_Exercise description_: Gather each line in the entries that includes the string "this".

_Materials provided_:
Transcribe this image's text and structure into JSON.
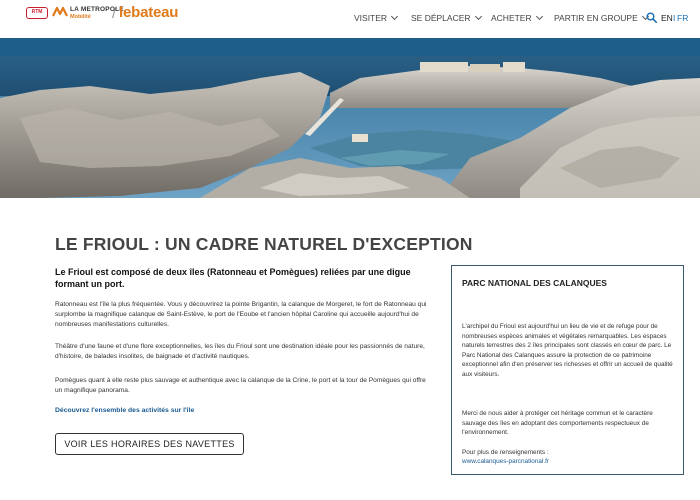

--

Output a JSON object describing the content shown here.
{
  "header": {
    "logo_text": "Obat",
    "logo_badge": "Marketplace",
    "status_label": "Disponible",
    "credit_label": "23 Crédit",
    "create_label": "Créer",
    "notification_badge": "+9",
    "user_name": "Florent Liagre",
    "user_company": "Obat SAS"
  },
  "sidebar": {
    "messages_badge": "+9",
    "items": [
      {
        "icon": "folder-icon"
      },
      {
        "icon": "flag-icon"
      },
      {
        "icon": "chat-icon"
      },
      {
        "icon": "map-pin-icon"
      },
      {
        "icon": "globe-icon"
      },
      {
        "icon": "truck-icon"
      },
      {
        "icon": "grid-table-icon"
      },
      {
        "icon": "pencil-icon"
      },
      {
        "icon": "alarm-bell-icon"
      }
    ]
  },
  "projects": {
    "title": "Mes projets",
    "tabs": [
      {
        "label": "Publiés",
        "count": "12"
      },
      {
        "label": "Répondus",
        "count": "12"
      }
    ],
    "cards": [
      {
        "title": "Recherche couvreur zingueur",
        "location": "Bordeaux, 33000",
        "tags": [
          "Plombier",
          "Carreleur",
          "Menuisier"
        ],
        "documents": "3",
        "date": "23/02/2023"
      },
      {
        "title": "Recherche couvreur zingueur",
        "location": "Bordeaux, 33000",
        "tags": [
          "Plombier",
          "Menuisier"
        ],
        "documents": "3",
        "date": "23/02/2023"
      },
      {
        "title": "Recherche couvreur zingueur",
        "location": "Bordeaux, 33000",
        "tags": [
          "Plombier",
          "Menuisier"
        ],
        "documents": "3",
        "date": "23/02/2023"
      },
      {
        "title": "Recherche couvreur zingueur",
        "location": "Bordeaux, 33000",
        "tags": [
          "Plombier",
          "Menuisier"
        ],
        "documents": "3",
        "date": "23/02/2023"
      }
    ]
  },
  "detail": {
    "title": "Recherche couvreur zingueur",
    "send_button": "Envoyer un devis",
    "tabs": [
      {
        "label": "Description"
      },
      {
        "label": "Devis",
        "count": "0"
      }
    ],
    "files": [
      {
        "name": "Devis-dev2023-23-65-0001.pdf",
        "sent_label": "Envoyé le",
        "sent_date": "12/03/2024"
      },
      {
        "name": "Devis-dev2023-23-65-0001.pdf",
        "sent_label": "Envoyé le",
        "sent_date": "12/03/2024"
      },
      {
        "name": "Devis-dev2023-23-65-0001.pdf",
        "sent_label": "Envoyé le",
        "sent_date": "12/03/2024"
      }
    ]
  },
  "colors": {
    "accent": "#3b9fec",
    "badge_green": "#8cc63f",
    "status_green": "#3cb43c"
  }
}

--

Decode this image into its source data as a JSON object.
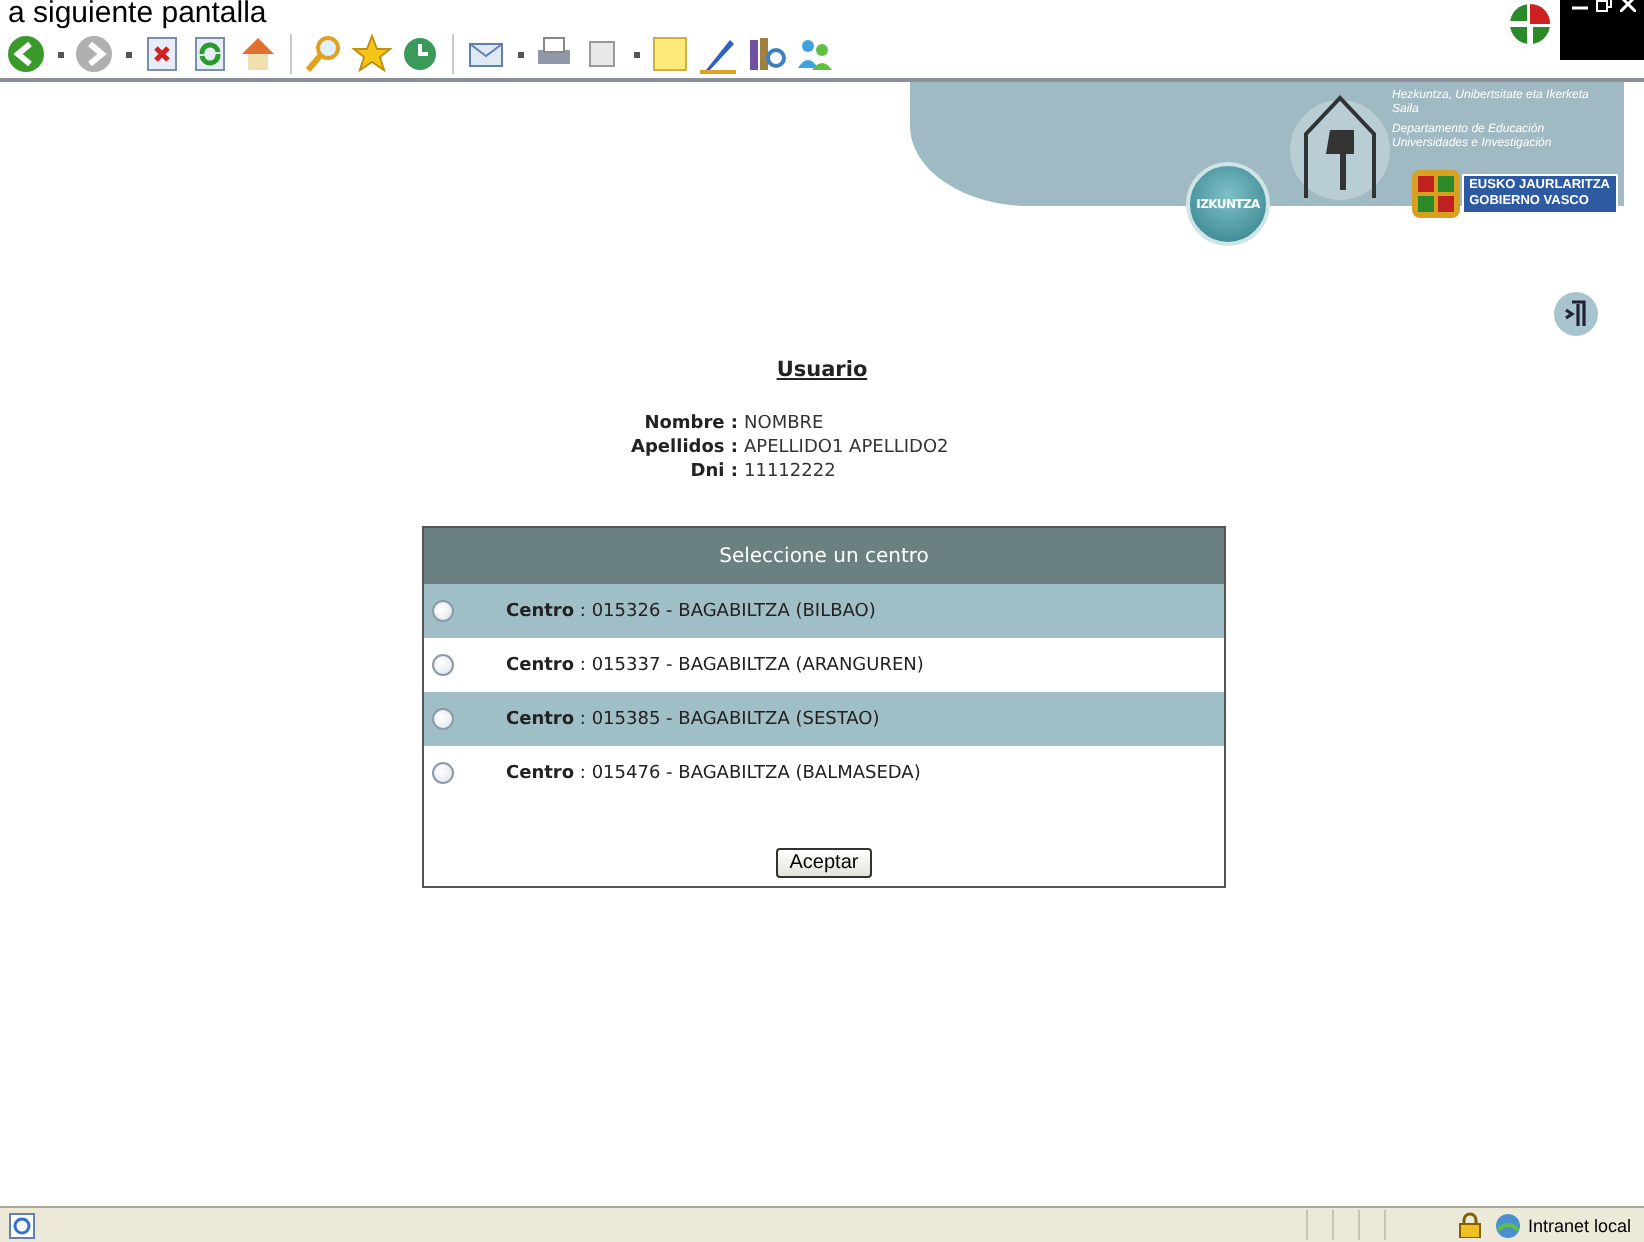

_Reply_:
Transcribe this image's text and structure into JSON.
Decode this image into its source data as a JSON object.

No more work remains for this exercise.